CHINA’S NUCLEAR arsenal is piddling by American or Russian standards. The country has scarcely 200 warheads, reckons America’s Department of Defence, and perhaps 100 or so inter-continental ballistic missiles (ICBMs). Until last week it had only 16 known missile silos. So eyebrows were raised when satellite imagery revealed 119 new ones being built in the desert of Gansu province, in western China.
The silos, near the city of Yumen, were identified by researchers from the James Martin Centre for Nonproliferation Studies, an American think-tank, whose findings were published on June 30th in the Washington Post. These and other experts reckon that the structures are designed to house China’s newest ICBM, the DF-41, which can reach almost all of America’s mainland. The question is why so many are needed.
One theory is that they could allow China to play a “shell game”—an old conjuring trick in which a ball is placed under one of three cups, which are then shuffled.
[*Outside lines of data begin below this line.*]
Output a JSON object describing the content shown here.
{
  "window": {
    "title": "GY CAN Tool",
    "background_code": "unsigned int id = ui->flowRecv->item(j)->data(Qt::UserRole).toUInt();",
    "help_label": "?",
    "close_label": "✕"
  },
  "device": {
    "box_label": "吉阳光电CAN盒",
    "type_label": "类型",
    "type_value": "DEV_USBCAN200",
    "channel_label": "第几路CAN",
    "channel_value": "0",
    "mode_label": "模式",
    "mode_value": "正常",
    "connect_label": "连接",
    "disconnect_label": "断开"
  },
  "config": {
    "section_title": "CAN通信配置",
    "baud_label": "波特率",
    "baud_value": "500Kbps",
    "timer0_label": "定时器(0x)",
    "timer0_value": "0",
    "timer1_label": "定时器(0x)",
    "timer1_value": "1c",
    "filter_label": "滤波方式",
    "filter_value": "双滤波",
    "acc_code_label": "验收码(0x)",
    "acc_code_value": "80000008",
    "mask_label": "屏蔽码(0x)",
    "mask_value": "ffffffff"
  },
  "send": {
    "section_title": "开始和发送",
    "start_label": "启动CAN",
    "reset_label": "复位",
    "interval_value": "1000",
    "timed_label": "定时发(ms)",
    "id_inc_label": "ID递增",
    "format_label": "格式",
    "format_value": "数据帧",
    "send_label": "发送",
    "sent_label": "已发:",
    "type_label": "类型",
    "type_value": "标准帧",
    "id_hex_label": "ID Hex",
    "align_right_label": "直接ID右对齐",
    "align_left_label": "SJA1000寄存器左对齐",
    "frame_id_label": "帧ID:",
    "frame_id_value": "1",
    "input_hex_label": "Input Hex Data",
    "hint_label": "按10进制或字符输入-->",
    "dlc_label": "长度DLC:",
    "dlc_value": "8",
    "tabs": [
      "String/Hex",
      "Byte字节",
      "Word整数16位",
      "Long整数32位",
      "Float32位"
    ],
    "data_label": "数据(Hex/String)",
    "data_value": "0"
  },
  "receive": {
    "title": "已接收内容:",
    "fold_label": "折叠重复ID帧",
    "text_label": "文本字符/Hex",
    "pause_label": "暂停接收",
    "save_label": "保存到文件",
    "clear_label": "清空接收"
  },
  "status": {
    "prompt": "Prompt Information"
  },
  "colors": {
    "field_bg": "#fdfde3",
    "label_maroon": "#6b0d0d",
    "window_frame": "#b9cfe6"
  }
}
China fears that, in a crisis, America’s large and precise arsenal could wipe out China’s meagre nuclear forces. Any Chinese missiles that are still able to be launched after such an onslaught could be destroyed by American missile defences. But if China’s missiles could be moved underground between silos, America may not know which ones to strike.
China is making long-term investments in weapons designed to jam or destroy satellites as the nation seeks to rapidly narrow the gap in space tech with the U.S. bloomberg.com/news/articles/ v @bpolitics